Ministry of Finance and Economic Development (2006). Ethiopia: Building on Progress: A Plan for Accelerated and Sustained Development to End Poverty (2005/06-2009/10). Volume I. Addis Ababa. https://extranet.who.int/nutrition/gina/sites/default/files/ ETH%202005%20Plan%20for%20Accelerated%20and%20Sustained%20Development%20to%20End%20Poverty%20%28PASDEP%29.pdf.

Ministry of Finance and Economic Development (2010). Growth and Transformation Plan (2010/11 - 2014/15). Volume I. Addis Ababa. http://et.one.un.org/content/dam/unct/ethiopia/docs/GTP%20English%20Vol1%20(1).pdf.

Moffitt R (1984). Profiles of fertility, labor supply and wages of married women: A complete life-cycle model. The Review of Economic Studies, 51(2): 263-278. https://doi.org/10.2307/2297691.

Orbeta A (2005). Children and the labor force participation and earnings of parents in the Philippines. Philippine Journal of Development, 32(1): 19-52.

Ringheim K, Teller C and Sines E (2009). Ethiopia at A Crossroads: Demography, Gender, and Development. Population Reference Bureau Policy brief. Washington D. C.

Rosenzweig MR and Wolpin KI (1980a). Testing the quantity-quality fertility model: The use of twins as a natural experiment. Econometrica, 48(1): 227-240.

Rosenzweig MR and Wolpin KI (1980b). Lifecycle labor supply and fertility: Causal inferences from household models. Journal of Political Economy, 88(2): 328-348.

Samman E, Presler-Marshall E and Jones N (2016). Women’s work: Mothers, children and the global childcare crisis. ODI Report. London: Overseas Development Institute.

Schultz TP (2007). Fertility in Developing Countries. Discussion Paper 953. Economic Growth Center, Yale University.

Shaffer P (2012). Ten Years Of ‘Q-Squared’: Are Two Disciplines Better than One? Q-Squared Working Paper No. 57. Trent University.

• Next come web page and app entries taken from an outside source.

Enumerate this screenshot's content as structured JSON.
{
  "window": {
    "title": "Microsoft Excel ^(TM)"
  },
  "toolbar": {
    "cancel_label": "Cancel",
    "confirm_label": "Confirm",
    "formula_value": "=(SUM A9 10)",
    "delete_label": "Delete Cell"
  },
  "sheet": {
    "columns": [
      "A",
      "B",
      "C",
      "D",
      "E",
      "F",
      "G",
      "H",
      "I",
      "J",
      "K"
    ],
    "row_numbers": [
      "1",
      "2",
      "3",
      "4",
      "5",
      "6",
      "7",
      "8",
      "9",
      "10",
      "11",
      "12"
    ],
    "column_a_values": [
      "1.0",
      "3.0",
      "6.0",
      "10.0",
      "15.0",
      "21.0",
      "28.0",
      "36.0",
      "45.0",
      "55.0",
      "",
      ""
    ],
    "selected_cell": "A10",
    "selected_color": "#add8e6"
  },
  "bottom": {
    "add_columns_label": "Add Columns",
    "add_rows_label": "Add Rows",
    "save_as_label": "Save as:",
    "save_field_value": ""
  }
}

Sheran M (2007). The career and family choices of women: A dynamic analysis of labor force participation, schooling, marriage, and fertility decisions. Review of Economic Dynamics, 10: 367-399.

Solomon B and Kimmel J (2009). Testing the Inverseness of Fertility and Labor Supply: The Case of Ethiopia. IZA Discussion paper No. 3949. Western Michigan University and IZA.

Transitional Government of Ethiopia (1993). The National Population Policy of Ethiopia. Office of the Prime Minister, Addis Ababa.

UN Population Division (2005). Population Challenges and Development Goals. Report No. ST/ESA/SER.A/248. Department of Economic and Social Affairs, New York.

UN Population Division (2017). World Population Prospects: Key Findings and Advance Tables (The 2017 Revision). Report No. ESA/P/WP/248. Department of Economic and Social Affairs, New York.

UNFPA (2010). State of the World Population: Monitoring ICPD Goals.

Wooldridge JM (2009). Introductory Econometrics: A Modern Approach. Fourth Edition. Mason OH USA: South-Western SENGAGE Learning.


DOI: http://dx.doi.org/10.18063/ijps.v3i2.208
(45 Abstract Views, 58 PDF Downloads)

Refbacks

  • There are currently no refbacks.


Copyright (c) 2018 Chalachew Getahun Desta

Creative Commons License
This work is licensed under a Creative Commons Attribution-NonCommercial 4.0 International License.